    The University places a high priority on approaches to learning and teaching that enhance the student experience. Feedback is sought from students in a variety of ways including on-going engagement with staff, the use of online discussion boards and the use of Student Experience of Learning and Teaching (SELT) surveys as well as GOS surveys and Program reviews.

    SELTs are an important source of information to inform individual teaching practice, decisions about teaching duties, and course and program curriculum design. They enable the University to assess how effectively its learning environments and teaching practices facilitate student engagement and learning outcomes. Under the current SELT Policy (http://www.adelaide.edu.au/policies/101/) course SELTs are mandated and must be conducted at the conclusion of each term/semester/trimester for every course offering. Feedback on issues raised through course SELT surveys is made available to enrolled students through various resources (e.g. MyUni). In addition aggregated course SELT data is available.

  • Student Support
  • Policies & Guidelines
  • Fraud Awareness

    Students are reminded that in order to maintain the academic integrity of all programs and courses, the university has a zero-tolerance approach to students offering money or significant value goods or services to any staff member who is involved in their teaching or assessment. Students offering lecturers or tutors or professional staff anything more than a small token of appreciation is totally unacceptable, in any circumstances. Staff members are obliged to report all such incidents to their supervisor/manager, who will refer them for action under the university's student’s disciplinary procedures.
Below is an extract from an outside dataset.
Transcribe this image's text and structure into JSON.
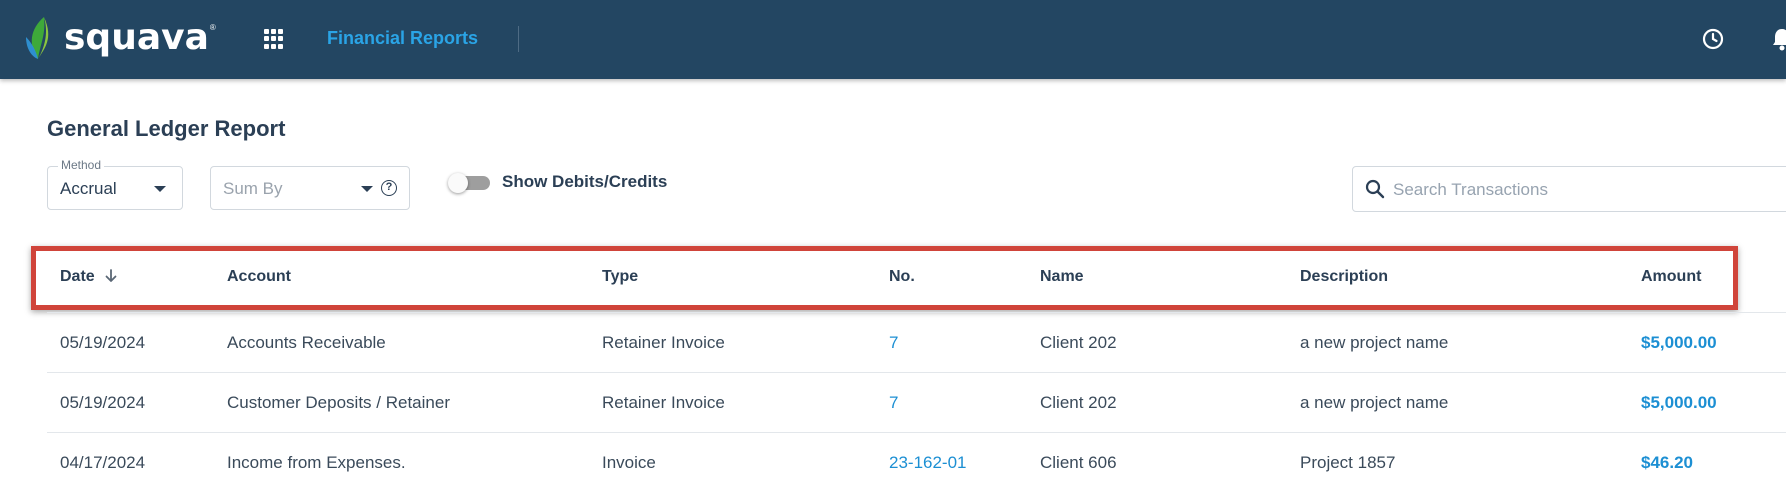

The University of Adelaide is committed to regular reviews of the courses and programs it offers to students. The University of Adelaide therefore reserves the right to discontinue or vary programs and courses without notice. Please read the important information contained in the disclaimer.